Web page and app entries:
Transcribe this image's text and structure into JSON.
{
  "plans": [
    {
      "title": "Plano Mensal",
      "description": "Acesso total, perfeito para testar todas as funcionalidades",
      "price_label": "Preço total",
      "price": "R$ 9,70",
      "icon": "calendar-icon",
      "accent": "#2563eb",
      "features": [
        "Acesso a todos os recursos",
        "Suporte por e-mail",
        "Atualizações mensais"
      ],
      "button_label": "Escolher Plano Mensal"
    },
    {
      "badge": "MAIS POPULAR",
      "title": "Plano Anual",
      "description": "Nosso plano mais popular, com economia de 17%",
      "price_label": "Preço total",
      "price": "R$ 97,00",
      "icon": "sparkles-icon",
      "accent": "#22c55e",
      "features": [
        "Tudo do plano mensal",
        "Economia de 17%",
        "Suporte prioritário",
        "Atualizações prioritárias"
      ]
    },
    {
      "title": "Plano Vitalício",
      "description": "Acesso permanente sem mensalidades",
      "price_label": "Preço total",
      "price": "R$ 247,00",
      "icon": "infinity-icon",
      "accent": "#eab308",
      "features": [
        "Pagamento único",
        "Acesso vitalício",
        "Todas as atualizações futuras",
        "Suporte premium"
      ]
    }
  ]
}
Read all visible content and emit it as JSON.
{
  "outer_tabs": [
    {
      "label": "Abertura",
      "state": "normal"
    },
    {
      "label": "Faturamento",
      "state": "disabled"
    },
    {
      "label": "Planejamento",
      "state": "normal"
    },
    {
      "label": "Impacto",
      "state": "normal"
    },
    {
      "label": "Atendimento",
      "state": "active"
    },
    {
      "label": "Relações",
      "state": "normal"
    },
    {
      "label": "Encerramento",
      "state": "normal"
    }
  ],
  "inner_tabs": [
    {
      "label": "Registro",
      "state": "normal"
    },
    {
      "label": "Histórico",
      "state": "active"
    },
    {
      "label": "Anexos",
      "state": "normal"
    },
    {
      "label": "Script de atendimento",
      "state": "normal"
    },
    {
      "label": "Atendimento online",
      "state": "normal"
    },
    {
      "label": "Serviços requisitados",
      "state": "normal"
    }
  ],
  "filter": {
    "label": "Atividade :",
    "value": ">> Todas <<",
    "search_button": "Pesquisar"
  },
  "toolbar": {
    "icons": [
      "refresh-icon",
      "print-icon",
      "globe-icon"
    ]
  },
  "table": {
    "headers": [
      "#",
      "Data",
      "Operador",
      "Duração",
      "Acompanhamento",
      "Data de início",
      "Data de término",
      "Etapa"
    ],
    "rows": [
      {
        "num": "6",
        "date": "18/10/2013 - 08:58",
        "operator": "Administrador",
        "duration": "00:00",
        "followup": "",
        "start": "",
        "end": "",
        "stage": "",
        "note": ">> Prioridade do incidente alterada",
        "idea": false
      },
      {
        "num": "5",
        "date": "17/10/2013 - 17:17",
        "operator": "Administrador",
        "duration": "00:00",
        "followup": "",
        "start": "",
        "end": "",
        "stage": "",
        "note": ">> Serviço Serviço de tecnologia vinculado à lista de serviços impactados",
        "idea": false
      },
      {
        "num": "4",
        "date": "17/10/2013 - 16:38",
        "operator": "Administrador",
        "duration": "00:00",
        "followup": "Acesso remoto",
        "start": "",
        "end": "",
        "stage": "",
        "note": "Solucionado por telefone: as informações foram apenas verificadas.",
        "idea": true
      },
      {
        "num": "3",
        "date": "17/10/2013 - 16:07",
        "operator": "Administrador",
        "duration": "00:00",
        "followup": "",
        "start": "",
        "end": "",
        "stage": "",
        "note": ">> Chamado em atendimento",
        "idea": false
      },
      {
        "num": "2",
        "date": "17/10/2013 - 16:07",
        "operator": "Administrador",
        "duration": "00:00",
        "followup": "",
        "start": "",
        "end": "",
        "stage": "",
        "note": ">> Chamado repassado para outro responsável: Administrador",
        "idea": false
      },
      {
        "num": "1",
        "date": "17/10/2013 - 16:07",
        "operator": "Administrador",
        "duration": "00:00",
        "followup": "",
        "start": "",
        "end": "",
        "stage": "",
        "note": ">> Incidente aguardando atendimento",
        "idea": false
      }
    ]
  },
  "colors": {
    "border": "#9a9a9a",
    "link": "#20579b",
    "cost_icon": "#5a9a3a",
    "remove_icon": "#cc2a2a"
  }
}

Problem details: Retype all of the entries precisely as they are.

Answer to this task:
Transcribe this image's text and structure into JSON.
{
  "plans": [
    {
      "title": "Plano Mensal",
      "description": "Acesso total, perfeito para testar todas as funcionalidades",
      "price_label": "Preço total",
      "price": "R$ 9,70",
      "icon": "calendar-icon",
      "accent": "#2563eb",
      "features": [
        "Acesso a todos os recursos",
        "Suporte por e-mail",
        "Atualizações mensais"
      ],
      "button_label": "Escolher Plano Mensal"
    },
    {
      "badge": "MAIS POPULAR",
      "title": "Plano Anual",
      "description": "Nosso plano mais popular, com economia de 17%",
      "price_label": "Preço total",
      "price": "R$ 97,00",
      "icon": "sparkles-icon",
      "accent": "#22c55e",
      "features": [
        "Tudo do plano mensal",
        "Economia de 17%",
        "Suporte prioritário",
        "Atualizações prioritárias"
      ]
    },
    {
      "title": "Plano Vitalício",
      "description": "Acesso permanente sem mensalidades",
      "price_label": "Preço total",
      "price": "R$ 247,00",
      "icon": "infinity-icon",
      "accent": "#eab308",
      "features": [
        "Pagamento único",
        "Acesso vitalício",
        "Todas as atualizações futuras",
        "Suporte premium"
      ]
    }
  ]
}
Read all visible content and emit it as JSON.
{
  "outer_tabs": [
    {
      "label": "Abertura",
      "state": "normal"
    },
    {
      "label": "Faturamento",
      "state": "disabled"
    },
    {
      "label": "Planejamento",
      "state": "normal"
    },
    {
      "label": "Impacto",
      "state": "normal"
    },
    {
      "label": "Atendimento",
      "state": "active"
    },
    {
      "label": "Relações",
      "state": "normal"
    },
    {
      "label": "Encerramento",
      "state": "normal"
    }
  ],
  "inner_tabs": [
    {
      "label": "Registro",
      "state": "normal"
    },
    {
      "label": "Histórico",
      "state": "active"
    },
    {
      "label": "Anexos",
      "state": "normal"
    },
    {
      "label": "Script de atendimento",
      "state": "normal"
    },
    {
      "label": "Atendimento online",
      "state": "normal"
    },
    {
      "label": "Serviços requisitados",
      "state": "normal"
    }
  ],
  "filter": {
    "label": "Atividade :",
    "value": ">> Todas <<",
    "search_button": "Pesquisar"
  },
  "toolbar": {
    "icons": [
      "refresh-icon",
      "print-icon",
      "globe-icon"
    ]
  },
  "table": {
    "headers": [
      "#",
      "Data",
      "Operador",
      "Duração",
      "Acompanhamento",
      "Data de início",
      "Data de término",
      "Etapa"
    ],
    "rows": [
      {
        "num": "6",
        "date": "18/10/2013 - 08:58",
        "operator": "Administrador",
        "duration": "00:00",
        "followup": "",
        "start": "",
        "end": "",
        "stage": "",
        "note": ">> Prioridade do incidente alterada",
        "idea": false
      },
      {
        "num": "5",
        "date": "17/10/2013 - 17:17",
        "operator": "Administrador",
        "duration": "00:00",
        "followup": "",
        "start": "",
        "end": "",
        "stage": "",
        "note": ">> Serviço Serviço de tecnologia vinculado à lista de serviços impactados",
        "idea": false
      },
      {
        "num": "4",
        "date": "17/10/2013 - 16:38",
        "operator": "Administrador",
        "duration": "00:00",
        "followup": "Acesso remoto",
        "start": "",
        "end": "",
        "stage": "",
        "note": "Solucionado por telefone: as informações foram apenas verificadas.",
        "idea": true
      },
      {
        "num": "3",
        "date": "17/10/2013 - 16:07",
        "operator": "Administrador",
        "duration": "00:00",
        "followup": "",
        "start": "",
        "end": "",
        "stage": "",
        "note": ">> Chamado em atendimento",
        "idea": false
      },
      {
        "num": "2",
        "date": "17/10/2013 - 16:07",
        "operator": "Administrador",
        "duration": "00:00",
        "followup": "",
        "start": "",
        "end": "",
        "stage": "",
        "note": ">> Chamado repassado para outro responsável: Administrador",
        "idea": false
      },
      {
        "num": "1",
        "date": "17/10/2013 - 16:07",
        "operator": "Administrador",
        "duration": "00:00",
        "followup": "",
        "start": "",
        "end": "",
        "stage": "",
        "note": ">> Incidente aguardando atendimento",
        "idea": false
      }
    ]
  },
  "colors": {
    "border": "#9a9a9a",
    "link": "#20579b",
    "cost_icon": "#5a9a3a",
    "remove_icon": "#cc2a2a"
  }
}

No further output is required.